(Data records for software interfaces)
+ + +
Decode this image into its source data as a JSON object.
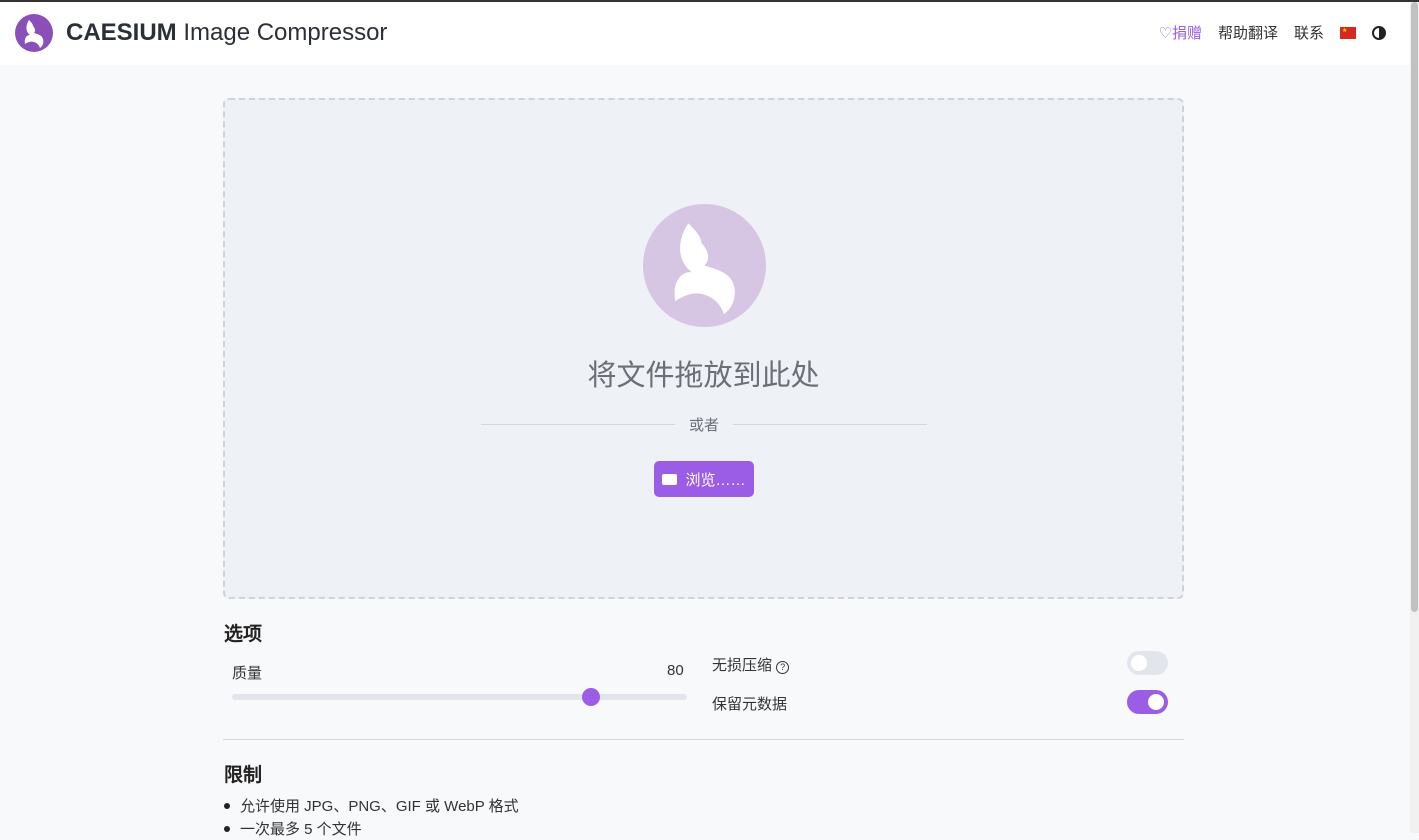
{
  "header": {
    "brand_bold": "CAESIUM",
    "brand_rest": " Image Compressor",
    "nav": {
      "donate": "♡捐赠",
      "translate": "帮助翻译",
      "contact": "联系"
    }
  },
  "dropzone": {
    "text": "将文件拖放到此处",
    "or": "或者",
    "browse": "浏览……"
  },
  "options": {
    "title": "选项",
    "quality_label": "质量",
    "quality_value": "80",
    "quality_fraction": 0.79,
    "lossless_label": "无损压缩",
    "lossless_on": false,
    "metadata_label": "保留元数据",
    "metadata_on": true
  },
  "limits": {
    "title": "限制",
    "items": [
      "允许使用 JPG、PNG、GIF 或 WebP 格式",
      "一次最多 5 个文件"
    ]
  },
  "colors": {
    "accent": "#9b5de5"
  }
}
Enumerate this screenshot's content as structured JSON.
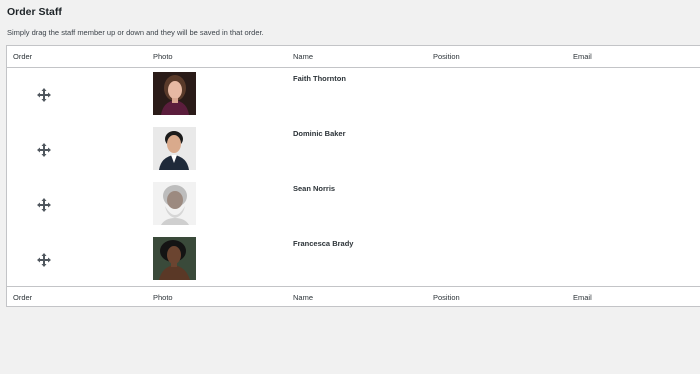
{
  "page": {
    "title": "Order Staff",
    "description": "Simply drag the staff member up or down and they will be saved in that order."
  },
  "table": {
    "columns": [
      "Order",
      "Photo",
      "Name",
      "Position",
      "Email"
    ],
    "rows": [
      {
        "name": "Faith Thornton",
        "position": "",
        "email": ""
      },
      {
        "name": "Dominic Baker",
        "position": "",
        "email": ""
      },
      {
        "name": "Sean Norris",
        "position": "",
        "email": ""
      },
      {
        "name": "Francesca Brady",
        "position": "",
        "email": ""
      }
    ]
  },
  "icons": {
    "drag": "move-arrows-icon"
  }
}
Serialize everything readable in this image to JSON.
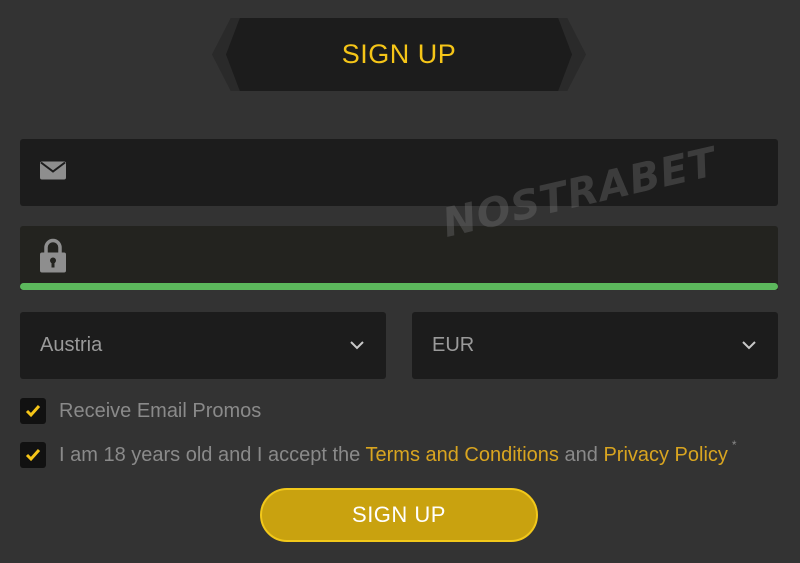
{
  "header": {
    "title": "SIGN UP"
  },
  "form": {
    "email": {
      "icon": "envelope-icon",
      "value": ""
    },
    "password": {
      "icon": "lock-icon",
      "value": "",
      "strength_color": "#5cb85c"
    },
    "country": {
      "value": "Austria"
    },
    "currency": {
      "value": "EUR"
    },
    "promos": {
      "label": "Receive Email Promos",
      "checked": true
    },
    "terms": {
      "prefix": "I am 18 years old and I accept the",
      "terms_link": "Terms and Conditions",
      "and": "and",
      "privacy_link": "Privacy Policy",
      "asterisk": "*",
      "checked": true
    },
    "submit_label": "SIGN UP"
  },
  "watermark": "NOSTRABET",
  "colors": {
    "accent": "#f5c518",
    "button": "#c9a20f",
    "background": "#333333"
  }
}
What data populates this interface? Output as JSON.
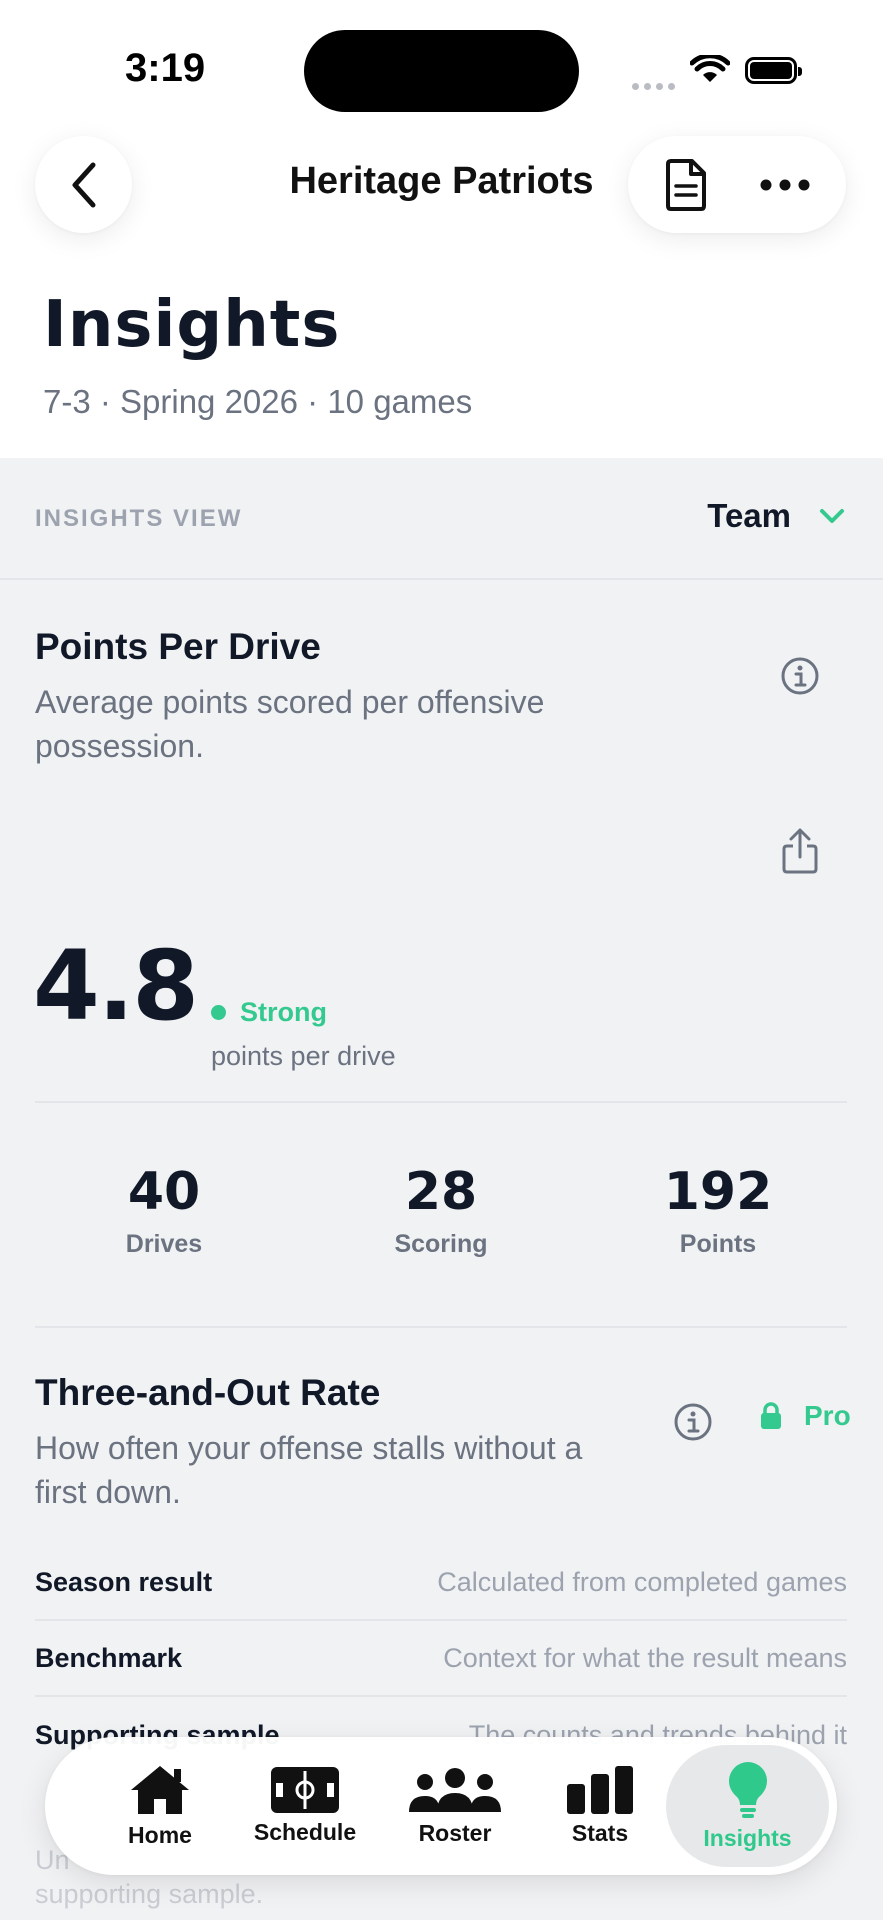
{
  "status_bar": {
    "time": "3:19"
  },
  "header": {
    "team_name": "Heritage Patriots"
  },
  "page": {
    "title": "Insights",
    "subtitle": "7-3 · Spring 2026 · 10 games"
  },
  "view_selector": {
    "label": "INSIGHTS VIEW",
    "value": "Team"
  },
  "points_per_drive": {
    "title": "Points Per Drive",
    "description": "Average points scored per offensive possession.",
    "value": "4.8",
    "rating": "Strong",
    "unit": "points per drive",
    "stats": [
      {
        "value": "40",
        "label": "Drives"
      },
      {
        "value": "28",
        "label": "Scoring"
      },
      {
        "value": "192",
        "label": "Points"
      }
    ]
  },
  "three_and_out": {
    "title": "Three-and-Out Rate",
    "description": "How often your offense stalls without a first down.",
    "badge": "Pro",
    "rows": [
      {
        "key": "Season result",
        "value": "Calculated from completed games"
      },
      {
        "key": "Benchmark",
        "value": "Context for what the result means"
      },
      {
        "key": "Supporting sample",
        "value": "The counts and trends behind it"
      }
    ],
    "footer_line1": "Un",
    "footer_line2": "supporting sample."
  },
  "tabs": [
    {
      "label": "Home",
      "icon": "home-icon"
    },
    {
      "label": "Schedule",
      "icon": "field-icon"
    },
    {
      "label": "Roster",
      "icon": "people-icon"
    },
    {
      "label": "Stats",
      "icon": "bar-chart-icon"
    },
    {
      "label": "Insights",
      "icon": "lightbulb-icon",
      "active": true
    }
  ],
  "colors": {
    "accent": "#34c98e",
    "background": "#f1f2f4",
    "text": "#111827",
    "muted": "#6b7280"
  }
}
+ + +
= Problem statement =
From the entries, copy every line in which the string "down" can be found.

= Finished task =
    "description": "Simply drag the staff member up or down and they will be saved in that order."
    "description": "How often your offense stalls without a first down.",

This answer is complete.